───── Data supplied ─────
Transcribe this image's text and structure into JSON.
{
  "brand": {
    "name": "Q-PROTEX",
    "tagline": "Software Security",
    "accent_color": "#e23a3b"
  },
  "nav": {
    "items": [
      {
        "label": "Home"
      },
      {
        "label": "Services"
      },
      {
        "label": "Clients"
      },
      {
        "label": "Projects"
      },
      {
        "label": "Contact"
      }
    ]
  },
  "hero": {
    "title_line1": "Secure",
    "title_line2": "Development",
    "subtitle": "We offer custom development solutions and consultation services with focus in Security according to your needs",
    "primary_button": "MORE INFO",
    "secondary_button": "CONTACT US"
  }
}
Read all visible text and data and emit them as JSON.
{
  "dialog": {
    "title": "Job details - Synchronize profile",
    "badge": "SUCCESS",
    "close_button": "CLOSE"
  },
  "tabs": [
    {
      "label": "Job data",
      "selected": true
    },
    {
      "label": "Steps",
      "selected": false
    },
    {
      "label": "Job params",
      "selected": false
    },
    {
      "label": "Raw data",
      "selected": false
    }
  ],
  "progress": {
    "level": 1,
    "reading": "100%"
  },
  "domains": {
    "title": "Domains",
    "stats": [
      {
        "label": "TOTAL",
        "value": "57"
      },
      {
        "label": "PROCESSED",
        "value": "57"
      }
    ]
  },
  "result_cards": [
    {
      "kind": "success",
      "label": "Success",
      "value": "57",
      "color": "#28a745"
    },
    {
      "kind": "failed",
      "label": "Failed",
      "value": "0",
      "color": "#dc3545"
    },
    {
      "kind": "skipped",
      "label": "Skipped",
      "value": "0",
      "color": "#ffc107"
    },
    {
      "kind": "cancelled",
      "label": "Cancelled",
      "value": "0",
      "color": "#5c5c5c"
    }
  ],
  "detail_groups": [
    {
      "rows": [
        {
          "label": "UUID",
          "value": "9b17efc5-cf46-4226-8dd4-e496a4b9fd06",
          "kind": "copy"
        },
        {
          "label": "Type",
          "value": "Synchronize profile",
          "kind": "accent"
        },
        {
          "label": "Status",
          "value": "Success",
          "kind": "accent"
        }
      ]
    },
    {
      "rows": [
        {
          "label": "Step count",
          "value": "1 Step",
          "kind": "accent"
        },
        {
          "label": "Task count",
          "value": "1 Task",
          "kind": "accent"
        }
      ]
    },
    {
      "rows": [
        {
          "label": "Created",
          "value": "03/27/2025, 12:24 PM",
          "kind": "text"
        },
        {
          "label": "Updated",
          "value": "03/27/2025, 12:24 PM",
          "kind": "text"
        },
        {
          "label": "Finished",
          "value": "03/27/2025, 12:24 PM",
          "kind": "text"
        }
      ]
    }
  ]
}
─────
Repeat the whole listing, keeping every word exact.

Transcribe this image's text and structure into JSON.
{
  "brand": {
    "name": "Q-PROTEX",
    "tagline": "Software Security",
    "accent_color": "#e23a3b"
  },
  "nav": {
    "items": [
      {
        "label": "Home"
      },
      {
        "label": "Services"
      },
      {
        "label": "Clients"
      },
      {
        "label": "Projects"
      },
      {
        "label": "Contact"
      }
    ]
  },
  "hero": {
    "title_line1": "Secure",
    "title_line2": "Development",
    "subtitle": "We offer custom development solutions and consultation services with focus in Security according to your needs",
    "primary_button": "MORE INFO",
    "secondary_button": "CONTACT US"
  }
}
Read all visible text and data and emit them as JSON.
{
  "dialog": {
    "title": "Job details - Synchronize profile",
    "badge": "SUCCESS",
    "close_button": "CLOSE"
  },
  "tabs": [
    {
      "label": "Job data",
      "selected": true
    },
    {
      "label": "Steps",
      "selected": false
    },
    {
      "label": "Job params",
      "selected": false
    },
    {
      "label": "Raw data",
      "selected": false
    }
  ],
  "progress": {
    "level": 1,
    "reading": "100%"
  },
  "domains": {
    "title": "Domains",
    "stats": [
      {
        "label": "TOTAL",
        "value": "57"
      },
      {
        "label": "PROCESSED",
        "value": "57"
      }
    ]
  },
  "result_cards": [
    {
      "kind": "success",
      "label": "Success",
      "value": "57",
      "color": "#28a745"
    },
    {
      "kind": "failed",
      "label": "Failed",
      "value": "0",
      "color": "#dc3545"
    },
    {
      "kind": "skipped",
      "label": "Skipped",
      "value": "0",
      "color": "#ffc107"
    },
    {
      "kind": "cancelled",
      "label": "Cancelled",
      "value": "0",
      "color": "#5c5c5c"
    }
  ],
  "detail_groups": [
    {
      "rows": [
        {
          "label": "UUID",
          "value": "9b17efc5-cf46-4226-8dd4-e496a4b9fd06",
          "kind": "copy"
        },
        {
          "label": "Type",
          "value": "Synchronize profile",
          "kind": "accent"
        },
        {
          "label": "Status",
          "value": "Success",
          "kind": "accent"
        }
      ]
    },
    {
      "rows": [
        {
          "label": "Step count",
          "value": "1 Step",
          "kind": "accent"
        },
        {
          "label": "Task count",
          "value": "1 Task",
          "kind": "accent"
        }
      ]
    },
    {
      "rows": [
        {
          "label": "Created",
          "value": "03/27/2025, 12:24 PM",
          "kind": "text"
        },
        {
          "label": "Updated",
          "value": "03/27/2025, 12:24 PM",
          "kind": "text"
        },
        {
          "label": "Finished",
          "value": "03/27/2025, 12:24 PM",
          "kind": "text"
        }
      ]
    }
  ]
}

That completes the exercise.